According to promotional material for the show, this year’s dealer room was supposed to be their largest to date. There were probably 30-40 tables at the show, the vast majority of which were bootleg DVDs. Other merchandise ranged from comic books, fantasy weapons, autographs, and toys. The quality of these items was also broad. Some merchandise was brand new while other tables looked like the contents had wandered in from a garage sale. Surprisingly to me, for a show of this type, there were absolutely no dealers in original movie memorabilia. Considering the guest list, I would have thought that movie posters would have been a big seller but what little was there were all reproductions. If this was the largest dealers room the show has had so far and typical of the vendor mix, then I doubt I missed much by not attending earlier.
I returned after lunch Saturday afternoon in hopes of locating Seth Sklarey who played Orville, the lead and most disrespected zombie in the Bob Clark / Alan Ormsby cult classic Children Shouldn’t Play with Dead Things. After foolishly checking at the ticket office about cancellations and being told by one staff person “we don’t know we just collect the money”, I headed on to the floor to look for myself. I located Mr. “knows it all” again and was told Sklarey had just set up at a back table originally labeled for Jasmine St. Claire. I was at least able to end the day on a high note by getting to visit with Mr. Sklarey and having some original memorabilia from Children, including a great lobby card featuring him, signed.

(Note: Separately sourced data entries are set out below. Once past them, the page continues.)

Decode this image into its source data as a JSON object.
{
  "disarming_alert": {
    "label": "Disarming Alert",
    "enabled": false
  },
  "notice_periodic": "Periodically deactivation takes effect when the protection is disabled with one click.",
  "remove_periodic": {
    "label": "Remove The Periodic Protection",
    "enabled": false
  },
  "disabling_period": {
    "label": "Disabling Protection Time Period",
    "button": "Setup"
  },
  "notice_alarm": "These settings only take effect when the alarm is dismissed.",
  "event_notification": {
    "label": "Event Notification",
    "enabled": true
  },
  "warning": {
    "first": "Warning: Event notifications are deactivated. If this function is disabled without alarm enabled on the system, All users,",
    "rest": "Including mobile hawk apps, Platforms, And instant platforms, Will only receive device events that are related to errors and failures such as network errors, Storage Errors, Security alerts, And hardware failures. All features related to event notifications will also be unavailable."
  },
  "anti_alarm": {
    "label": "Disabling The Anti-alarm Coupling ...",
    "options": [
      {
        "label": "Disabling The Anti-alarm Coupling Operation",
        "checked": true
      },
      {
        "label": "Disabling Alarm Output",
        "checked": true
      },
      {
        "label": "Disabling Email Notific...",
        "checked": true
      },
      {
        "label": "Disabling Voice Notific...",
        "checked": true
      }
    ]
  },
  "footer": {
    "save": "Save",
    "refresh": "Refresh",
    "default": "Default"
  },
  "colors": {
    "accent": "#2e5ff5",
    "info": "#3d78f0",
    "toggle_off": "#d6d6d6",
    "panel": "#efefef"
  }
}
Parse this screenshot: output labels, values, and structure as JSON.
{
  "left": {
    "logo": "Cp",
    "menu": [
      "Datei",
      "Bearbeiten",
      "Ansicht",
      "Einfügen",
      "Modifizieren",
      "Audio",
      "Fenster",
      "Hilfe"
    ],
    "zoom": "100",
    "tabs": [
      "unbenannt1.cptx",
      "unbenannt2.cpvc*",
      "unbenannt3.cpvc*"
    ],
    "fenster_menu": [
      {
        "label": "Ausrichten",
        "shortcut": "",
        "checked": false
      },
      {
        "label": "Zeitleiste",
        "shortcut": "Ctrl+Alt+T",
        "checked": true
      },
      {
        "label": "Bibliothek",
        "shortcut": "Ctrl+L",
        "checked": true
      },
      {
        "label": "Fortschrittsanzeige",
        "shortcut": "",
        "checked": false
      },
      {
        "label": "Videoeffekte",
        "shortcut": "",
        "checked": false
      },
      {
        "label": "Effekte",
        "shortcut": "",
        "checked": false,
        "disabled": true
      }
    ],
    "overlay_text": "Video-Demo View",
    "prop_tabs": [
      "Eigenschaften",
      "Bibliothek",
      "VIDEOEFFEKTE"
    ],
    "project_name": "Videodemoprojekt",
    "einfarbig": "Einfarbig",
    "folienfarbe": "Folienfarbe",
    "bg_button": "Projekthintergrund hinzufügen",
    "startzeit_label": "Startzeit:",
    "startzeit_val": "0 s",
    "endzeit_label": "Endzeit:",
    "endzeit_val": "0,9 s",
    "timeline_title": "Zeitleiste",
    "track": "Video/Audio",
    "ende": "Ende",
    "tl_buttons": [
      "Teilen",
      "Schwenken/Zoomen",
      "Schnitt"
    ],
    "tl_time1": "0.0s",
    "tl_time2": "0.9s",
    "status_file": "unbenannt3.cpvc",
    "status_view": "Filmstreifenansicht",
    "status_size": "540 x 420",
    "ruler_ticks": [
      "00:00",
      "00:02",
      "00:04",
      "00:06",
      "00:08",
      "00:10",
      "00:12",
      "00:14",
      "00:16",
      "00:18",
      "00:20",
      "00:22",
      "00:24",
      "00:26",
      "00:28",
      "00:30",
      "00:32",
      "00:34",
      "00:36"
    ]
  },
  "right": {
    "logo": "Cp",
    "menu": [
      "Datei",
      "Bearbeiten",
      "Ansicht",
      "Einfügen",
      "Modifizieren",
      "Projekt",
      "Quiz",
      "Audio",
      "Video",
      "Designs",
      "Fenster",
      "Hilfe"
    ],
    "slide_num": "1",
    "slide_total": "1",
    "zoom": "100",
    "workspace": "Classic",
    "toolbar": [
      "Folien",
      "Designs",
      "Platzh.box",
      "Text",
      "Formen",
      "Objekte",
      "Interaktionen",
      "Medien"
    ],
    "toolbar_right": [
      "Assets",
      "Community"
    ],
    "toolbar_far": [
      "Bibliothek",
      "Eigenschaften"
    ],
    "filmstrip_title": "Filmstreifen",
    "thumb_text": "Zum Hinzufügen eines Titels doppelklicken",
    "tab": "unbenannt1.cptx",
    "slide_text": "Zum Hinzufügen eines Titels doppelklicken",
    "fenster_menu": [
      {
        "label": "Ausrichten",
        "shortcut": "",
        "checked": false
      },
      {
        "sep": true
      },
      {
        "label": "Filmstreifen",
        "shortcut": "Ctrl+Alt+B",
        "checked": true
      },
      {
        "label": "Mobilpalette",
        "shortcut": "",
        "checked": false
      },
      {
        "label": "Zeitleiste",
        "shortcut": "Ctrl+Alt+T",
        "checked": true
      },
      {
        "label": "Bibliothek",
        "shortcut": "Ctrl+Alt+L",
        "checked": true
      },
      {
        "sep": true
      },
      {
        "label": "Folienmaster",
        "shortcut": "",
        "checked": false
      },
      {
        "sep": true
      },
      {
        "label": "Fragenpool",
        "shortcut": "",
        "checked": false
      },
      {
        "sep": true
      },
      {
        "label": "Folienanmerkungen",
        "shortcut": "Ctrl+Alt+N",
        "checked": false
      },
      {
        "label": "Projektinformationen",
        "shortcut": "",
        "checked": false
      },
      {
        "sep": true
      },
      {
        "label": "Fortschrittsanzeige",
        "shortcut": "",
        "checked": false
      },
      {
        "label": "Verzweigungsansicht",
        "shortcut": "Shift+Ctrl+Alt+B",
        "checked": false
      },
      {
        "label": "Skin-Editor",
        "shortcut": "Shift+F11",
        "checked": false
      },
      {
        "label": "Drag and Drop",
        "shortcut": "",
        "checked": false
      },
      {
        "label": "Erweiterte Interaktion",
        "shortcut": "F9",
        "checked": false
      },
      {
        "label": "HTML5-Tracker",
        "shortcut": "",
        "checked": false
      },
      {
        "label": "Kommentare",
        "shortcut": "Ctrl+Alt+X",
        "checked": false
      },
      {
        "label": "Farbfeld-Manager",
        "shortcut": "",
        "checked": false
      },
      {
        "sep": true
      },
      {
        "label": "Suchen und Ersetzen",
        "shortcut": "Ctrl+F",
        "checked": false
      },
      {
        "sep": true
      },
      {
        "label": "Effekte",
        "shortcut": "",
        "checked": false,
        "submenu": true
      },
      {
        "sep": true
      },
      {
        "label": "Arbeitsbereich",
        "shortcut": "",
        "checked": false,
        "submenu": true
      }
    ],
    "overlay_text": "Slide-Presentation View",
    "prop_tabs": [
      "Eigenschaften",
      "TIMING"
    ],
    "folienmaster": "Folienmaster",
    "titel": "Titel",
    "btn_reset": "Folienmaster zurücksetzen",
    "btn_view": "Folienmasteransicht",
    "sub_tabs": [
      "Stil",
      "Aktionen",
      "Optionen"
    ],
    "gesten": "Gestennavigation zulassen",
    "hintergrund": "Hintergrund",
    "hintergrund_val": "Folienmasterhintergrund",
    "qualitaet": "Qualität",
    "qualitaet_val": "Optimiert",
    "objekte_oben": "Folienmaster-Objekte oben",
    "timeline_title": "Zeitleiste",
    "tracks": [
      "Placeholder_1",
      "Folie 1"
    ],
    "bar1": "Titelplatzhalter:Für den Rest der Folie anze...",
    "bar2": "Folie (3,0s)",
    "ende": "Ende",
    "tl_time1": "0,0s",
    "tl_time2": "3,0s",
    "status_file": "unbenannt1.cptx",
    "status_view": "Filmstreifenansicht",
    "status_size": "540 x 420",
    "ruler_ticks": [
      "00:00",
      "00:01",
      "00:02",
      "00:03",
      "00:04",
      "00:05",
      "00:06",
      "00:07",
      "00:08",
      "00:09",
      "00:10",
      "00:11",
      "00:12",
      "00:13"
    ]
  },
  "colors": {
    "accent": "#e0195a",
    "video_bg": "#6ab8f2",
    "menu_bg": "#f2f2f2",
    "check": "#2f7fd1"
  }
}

Feeling we had already exhausted everything the show had to offer, Byron and I headed back to our hotel wishing we hadn’t booked an extra night. As luck would have it, the hotel allowed us to cancel our reservation extremely late and we hastily blew town around 5PM Saturday evening. The trip back was far less traffic-plagued, so we managed to get back at a reasonable hour.
Screamfest seems to be a show loaded with potential but lacking in direction. If they want to be a celebrity show then they are starting off well but the selection seems to contradict every other facet of the convention. The emphasis on independent productions, modern music, and special effects doesn’t blend well with a roster of predominantly old school celebrities. While some, like Sid Haig, have straddled the gap into modern films, the majority belong to another era. This selection was exactly what made the show enjoyable to me but it was obvious from the lines (or lack thereof) that most attendees were only interested in a few of the newer guests. Some serious logistical planning also needs to be done and improved communications are badly needed if this show wants to reach the stature of the larger horror conventions. Vendor mix is always difficult to dictate but obviously more promotion is needed to at least increase the number at the show. While I would not completely discount attending this show in the future, at the present, Screamfest is more of a gasp.